= Exercise directions =
Restate all the data word for word, leaving nothing out.

Records provided below:

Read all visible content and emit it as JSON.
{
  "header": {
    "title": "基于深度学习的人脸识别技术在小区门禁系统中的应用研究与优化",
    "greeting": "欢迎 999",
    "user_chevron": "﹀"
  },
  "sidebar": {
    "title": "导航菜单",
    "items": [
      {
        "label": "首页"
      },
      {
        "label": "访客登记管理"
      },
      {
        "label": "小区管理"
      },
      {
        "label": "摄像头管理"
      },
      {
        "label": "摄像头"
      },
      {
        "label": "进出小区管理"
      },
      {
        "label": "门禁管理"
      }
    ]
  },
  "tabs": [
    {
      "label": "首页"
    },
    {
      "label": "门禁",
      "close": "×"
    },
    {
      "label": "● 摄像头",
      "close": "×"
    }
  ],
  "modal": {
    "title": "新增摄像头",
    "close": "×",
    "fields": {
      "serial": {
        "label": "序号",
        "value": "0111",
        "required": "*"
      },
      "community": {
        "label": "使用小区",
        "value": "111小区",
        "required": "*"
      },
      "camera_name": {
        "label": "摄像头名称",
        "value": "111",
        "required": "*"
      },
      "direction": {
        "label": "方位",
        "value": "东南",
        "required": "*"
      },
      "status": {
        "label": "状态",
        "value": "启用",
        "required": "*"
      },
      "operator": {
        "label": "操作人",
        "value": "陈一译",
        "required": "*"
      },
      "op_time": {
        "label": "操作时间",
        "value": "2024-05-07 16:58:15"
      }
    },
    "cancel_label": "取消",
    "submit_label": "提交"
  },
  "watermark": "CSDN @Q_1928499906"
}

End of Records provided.

= Solution to this task =
Read all visible content and emit it as JSON.
{
  "header": {
    "title": "基于深度学习的人脸识别技术在小区门禁系统中的应用研究与优化",
    "greeting": "欢迎 999",
    "user_chevron": "﹀"
  },
  "sidebar": {
    "title": "导航菜单",
    "items": [
      {
        "label": "首页"
      },
      {
        "label": "访客登记管理"
      },
      {
        "label": "小区管理"
      },
      {
        "label": "摄像头管理"
      },
      {
        "label": "摄像头"
      },
      {
        "label": "进出小区管理"
      },
      {
        "label": "门禁管理"
      }
    ]
  },
  "tabs": [
    {
      "label": "首页"
    },
    {
      "label": "门禁",
      "close": "×"
    },
    {
      "label": "● 摄像头",
      "close": "×"
    }
  ],
  "modal": {
    "title": "新增摄像头",
    "close": "×",
    "fields": {
      "serial": {
        "label": "序号",
        "value": "0111",
        "required": "*"
      },
      "community": {
        "label": "使用小区",
        "value": "111小区",
        "required": "*"
      },
      "camera_name": {
        "label": "摄像头名称",
        "value": "111",
        "required": "*"
      },
      "direction": {
        "label": "方位",
        "value": "东南",
        "required": "*"
      },
      "status": {
        "label": "状态",
        "value": "启用",
        "required": "*"
      },
      "operator": {
        "label": "操作人",
        "value": "陈一译",
        "required": "*"
      },
      "op_time": {
        "label": "操作时间",
        "value": "2024-05-07 16:58:15"
      }
    },
    "cancel_label": "取消",
    "submit_label": "提交"
  },
  "watermark": "CSDN @Q_1928499906"
}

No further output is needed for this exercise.